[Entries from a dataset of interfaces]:
^^^^

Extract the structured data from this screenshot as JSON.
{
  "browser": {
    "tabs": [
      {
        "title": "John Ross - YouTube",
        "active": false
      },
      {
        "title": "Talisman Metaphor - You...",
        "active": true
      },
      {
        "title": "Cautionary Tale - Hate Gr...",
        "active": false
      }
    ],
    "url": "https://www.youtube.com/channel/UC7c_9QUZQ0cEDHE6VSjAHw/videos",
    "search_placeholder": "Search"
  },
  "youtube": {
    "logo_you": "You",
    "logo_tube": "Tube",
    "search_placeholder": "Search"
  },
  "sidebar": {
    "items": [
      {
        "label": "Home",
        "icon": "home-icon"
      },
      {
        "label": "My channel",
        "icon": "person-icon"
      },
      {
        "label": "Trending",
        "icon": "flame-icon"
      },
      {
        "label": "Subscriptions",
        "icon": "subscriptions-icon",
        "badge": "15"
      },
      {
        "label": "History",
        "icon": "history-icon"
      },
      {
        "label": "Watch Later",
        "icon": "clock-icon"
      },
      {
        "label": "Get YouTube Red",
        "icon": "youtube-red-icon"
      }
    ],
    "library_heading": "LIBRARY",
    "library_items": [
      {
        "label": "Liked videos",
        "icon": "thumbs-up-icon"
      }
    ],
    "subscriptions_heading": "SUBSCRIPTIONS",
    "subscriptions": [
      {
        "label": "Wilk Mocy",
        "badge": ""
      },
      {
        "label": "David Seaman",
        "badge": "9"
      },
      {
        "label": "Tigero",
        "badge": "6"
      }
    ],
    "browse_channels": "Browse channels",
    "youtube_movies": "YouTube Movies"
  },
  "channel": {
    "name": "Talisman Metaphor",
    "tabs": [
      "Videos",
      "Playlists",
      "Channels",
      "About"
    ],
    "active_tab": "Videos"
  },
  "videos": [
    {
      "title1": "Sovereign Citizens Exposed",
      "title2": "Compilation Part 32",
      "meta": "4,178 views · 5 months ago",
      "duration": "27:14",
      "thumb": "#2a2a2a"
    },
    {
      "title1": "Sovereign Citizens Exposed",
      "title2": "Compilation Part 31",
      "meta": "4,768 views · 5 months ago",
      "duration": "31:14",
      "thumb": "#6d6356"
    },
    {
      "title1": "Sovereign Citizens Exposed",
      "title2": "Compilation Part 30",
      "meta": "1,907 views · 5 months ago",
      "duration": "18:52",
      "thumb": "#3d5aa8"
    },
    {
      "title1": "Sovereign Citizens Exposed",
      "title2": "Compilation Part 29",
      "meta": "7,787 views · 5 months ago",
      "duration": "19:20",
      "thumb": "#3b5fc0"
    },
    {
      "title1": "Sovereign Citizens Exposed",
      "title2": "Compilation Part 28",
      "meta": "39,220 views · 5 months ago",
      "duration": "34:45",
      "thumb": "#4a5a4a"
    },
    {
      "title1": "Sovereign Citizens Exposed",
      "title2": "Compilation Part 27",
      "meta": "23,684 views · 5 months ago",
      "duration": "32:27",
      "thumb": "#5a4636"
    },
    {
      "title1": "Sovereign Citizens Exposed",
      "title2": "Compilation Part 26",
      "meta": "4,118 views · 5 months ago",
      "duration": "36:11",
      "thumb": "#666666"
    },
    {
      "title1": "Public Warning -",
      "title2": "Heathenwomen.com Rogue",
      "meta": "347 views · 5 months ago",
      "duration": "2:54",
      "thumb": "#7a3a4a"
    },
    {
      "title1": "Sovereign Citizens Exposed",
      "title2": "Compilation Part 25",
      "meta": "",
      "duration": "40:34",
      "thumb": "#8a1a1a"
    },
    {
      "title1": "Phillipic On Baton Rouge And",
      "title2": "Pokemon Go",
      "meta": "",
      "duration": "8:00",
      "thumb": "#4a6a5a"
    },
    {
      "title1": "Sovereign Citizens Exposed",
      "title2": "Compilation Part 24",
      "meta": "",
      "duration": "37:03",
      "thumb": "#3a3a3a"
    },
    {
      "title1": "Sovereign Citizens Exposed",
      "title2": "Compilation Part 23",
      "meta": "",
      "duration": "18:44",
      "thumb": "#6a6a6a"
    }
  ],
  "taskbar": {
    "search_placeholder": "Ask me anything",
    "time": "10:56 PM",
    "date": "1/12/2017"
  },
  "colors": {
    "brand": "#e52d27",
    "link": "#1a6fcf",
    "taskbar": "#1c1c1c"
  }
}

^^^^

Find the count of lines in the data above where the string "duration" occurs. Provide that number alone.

[Solution below]: 12